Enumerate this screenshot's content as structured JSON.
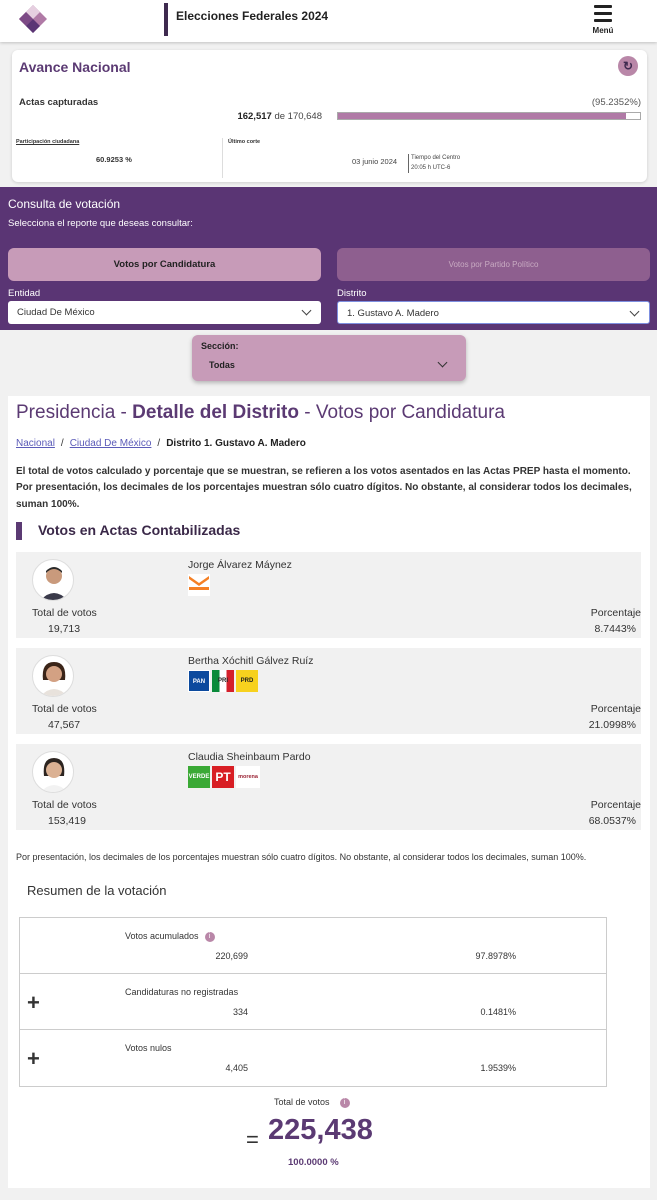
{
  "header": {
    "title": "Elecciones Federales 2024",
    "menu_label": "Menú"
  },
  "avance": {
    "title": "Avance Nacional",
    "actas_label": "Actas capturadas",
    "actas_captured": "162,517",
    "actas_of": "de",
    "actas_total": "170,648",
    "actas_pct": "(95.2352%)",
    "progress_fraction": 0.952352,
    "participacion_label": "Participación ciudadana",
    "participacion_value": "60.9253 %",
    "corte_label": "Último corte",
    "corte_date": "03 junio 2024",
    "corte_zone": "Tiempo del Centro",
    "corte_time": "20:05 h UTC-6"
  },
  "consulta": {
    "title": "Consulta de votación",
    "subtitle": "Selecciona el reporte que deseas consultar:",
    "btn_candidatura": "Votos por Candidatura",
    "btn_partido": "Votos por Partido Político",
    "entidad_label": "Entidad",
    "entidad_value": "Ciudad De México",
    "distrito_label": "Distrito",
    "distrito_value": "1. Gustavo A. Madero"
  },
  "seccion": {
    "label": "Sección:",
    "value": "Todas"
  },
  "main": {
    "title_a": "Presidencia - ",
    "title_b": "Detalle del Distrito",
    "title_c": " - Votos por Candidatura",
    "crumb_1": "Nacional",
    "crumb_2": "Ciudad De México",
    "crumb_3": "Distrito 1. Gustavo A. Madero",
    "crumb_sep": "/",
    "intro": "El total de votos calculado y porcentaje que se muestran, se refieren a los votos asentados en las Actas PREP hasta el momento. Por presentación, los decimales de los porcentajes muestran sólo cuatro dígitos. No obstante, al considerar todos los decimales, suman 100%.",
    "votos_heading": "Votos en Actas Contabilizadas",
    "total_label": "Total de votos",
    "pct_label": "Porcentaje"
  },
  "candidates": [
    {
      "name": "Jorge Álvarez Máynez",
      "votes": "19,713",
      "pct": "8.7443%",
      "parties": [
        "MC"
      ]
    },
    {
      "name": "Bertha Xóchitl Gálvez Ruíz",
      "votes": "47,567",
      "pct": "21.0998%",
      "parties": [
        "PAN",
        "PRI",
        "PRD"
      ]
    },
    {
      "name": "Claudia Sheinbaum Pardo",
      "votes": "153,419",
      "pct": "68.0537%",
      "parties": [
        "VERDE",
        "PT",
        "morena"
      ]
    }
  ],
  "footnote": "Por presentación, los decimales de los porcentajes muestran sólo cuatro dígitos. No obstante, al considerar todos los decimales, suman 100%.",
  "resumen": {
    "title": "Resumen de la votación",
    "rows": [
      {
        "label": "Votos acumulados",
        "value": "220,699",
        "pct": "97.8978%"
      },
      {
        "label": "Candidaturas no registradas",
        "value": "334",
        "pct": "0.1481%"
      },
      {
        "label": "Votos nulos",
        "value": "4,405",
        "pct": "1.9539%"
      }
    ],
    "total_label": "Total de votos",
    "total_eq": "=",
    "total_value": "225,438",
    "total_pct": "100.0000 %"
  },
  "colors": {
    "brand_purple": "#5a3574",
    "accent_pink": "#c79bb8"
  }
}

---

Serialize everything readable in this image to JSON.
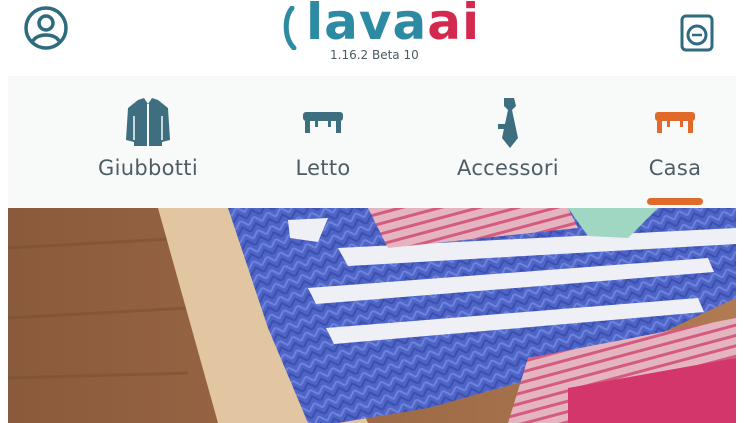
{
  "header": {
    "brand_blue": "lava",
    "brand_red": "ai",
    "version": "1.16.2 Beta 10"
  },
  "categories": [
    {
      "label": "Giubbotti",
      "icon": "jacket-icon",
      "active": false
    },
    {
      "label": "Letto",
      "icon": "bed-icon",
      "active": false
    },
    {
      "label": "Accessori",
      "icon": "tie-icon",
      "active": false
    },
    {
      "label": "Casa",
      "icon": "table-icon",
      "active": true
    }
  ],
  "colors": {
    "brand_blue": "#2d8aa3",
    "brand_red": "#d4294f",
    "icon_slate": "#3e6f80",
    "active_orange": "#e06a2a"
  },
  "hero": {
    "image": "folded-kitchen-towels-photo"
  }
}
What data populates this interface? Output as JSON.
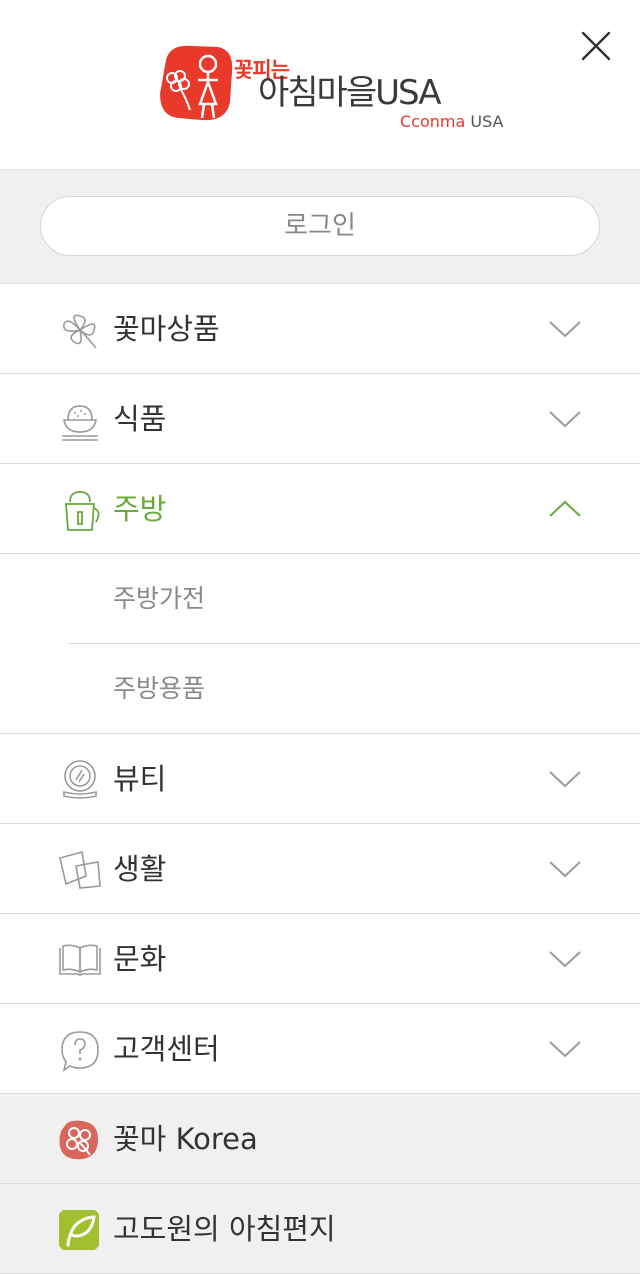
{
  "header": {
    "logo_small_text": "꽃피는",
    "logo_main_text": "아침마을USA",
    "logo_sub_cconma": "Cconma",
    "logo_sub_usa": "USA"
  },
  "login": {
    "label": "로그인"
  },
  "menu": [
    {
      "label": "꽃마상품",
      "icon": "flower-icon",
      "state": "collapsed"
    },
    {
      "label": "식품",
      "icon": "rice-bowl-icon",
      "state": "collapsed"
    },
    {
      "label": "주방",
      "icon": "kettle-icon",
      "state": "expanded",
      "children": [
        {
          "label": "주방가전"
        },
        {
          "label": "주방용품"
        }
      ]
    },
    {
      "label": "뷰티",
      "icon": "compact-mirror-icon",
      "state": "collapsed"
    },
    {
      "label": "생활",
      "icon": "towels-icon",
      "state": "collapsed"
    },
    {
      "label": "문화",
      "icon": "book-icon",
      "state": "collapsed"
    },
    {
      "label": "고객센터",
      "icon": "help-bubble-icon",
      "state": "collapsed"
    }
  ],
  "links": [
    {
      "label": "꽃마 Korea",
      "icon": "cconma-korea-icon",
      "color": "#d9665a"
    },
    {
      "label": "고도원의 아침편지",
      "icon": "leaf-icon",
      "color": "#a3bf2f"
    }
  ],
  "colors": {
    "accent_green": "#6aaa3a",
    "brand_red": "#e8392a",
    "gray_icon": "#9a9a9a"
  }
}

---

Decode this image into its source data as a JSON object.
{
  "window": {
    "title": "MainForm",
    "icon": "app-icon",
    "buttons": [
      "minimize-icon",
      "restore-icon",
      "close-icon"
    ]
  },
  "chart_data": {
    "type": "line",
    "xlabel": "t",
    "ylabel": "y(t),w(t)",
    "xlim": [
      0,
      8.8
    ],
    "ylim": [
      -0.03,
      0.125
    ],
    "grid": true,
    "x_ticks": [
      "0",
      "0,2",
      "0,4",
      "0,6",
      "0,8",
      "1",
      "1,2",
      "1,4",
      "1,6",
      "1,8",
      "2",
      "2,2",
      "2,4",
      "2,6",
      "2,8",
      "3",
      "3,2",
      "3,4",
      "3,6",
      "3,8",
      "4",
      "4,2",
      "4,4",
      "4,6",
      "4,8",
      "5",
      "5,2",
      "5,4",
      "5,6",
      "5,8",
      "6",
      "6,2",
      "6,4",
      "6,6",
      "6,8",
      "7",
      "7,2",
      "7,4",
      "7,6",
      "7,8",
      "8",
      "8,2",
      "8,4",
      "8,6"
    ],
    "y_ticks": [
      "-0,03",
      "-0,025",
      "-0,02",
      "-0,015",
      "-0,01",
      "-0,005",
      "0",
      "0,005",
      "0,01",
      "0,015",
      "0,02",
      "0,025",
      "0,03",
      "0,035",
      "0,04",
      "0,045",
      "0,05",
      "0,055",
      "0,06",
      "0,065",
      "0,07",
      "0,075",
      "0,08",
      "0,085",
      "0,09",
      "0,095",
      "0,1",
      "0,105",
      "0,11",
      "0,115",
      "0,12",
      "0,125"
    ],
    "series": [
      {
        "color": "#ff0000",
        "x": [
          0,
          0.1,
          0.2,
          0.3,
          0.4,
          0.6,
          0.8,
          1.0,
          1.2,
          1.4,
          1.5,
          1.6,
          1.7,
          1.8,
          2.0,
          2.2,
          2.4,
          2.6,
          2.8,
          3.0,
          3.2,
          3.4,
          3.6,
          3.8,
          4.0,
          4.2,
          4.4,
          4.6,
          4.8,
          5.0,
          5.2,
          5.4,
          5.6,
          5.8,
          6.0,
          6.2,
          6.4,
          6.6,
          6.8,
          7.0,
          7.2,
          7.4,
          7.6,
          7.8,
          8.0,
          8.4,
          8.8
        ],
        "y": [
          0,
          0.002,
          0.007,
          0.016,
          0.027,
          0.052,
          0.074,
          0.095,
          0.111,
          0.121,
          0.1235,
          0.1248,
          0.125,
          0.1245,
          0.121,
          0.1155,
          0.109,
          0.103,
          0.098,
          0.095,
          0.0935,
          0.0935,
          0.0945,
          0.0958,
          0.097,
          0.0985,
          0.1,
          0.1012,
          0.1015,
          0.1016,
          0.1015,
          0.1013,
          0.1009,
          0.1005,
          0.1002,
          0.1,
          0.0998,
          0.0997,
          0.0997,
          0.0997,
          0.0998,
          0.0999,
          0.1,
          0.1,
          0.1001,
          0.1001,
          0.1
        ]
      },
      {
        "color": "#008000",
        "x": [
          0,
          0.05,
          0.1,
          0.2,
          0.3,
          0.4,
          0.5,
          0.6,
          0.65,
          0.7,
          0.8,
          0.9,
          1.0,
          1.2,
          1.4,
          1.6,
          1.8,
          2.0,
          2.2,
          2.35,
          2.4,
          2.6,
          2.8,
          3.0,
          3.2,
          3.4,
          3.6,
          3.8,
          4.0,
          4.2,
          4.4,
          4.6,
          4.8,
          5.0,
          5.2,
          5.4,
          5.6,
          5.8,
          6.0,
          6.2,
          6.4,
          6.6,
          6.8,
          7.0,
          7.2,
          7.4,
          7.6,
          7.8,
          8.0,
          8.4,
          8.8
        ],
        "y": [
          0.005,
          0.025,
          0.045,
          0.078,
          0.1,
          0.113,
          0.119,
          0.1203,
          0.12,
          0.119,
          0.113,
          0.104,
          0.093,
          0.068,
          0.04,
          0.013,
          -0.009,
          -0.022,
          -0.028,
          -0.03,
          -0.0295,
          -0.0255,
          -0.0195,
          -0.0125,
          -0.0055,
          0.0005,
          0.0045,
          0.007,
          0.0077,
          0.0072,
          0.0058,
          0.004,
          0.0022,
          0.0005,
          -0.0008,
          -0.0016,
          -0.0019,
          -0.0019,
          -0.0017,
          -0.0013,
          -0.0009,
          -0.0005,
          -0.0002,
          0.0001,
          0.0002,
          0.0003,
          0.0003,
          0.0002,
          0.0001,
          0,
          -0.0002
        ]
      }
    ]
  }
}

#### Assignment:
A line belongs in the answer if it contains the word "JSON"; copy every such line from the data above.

#### Response to the exercise:
Enumerate this screenshot's content as structured JSON.
Serialize everything readable in this image to JSON.
What data populates this interface? Output as JSON.
Decode this image into its source data as a JSON object.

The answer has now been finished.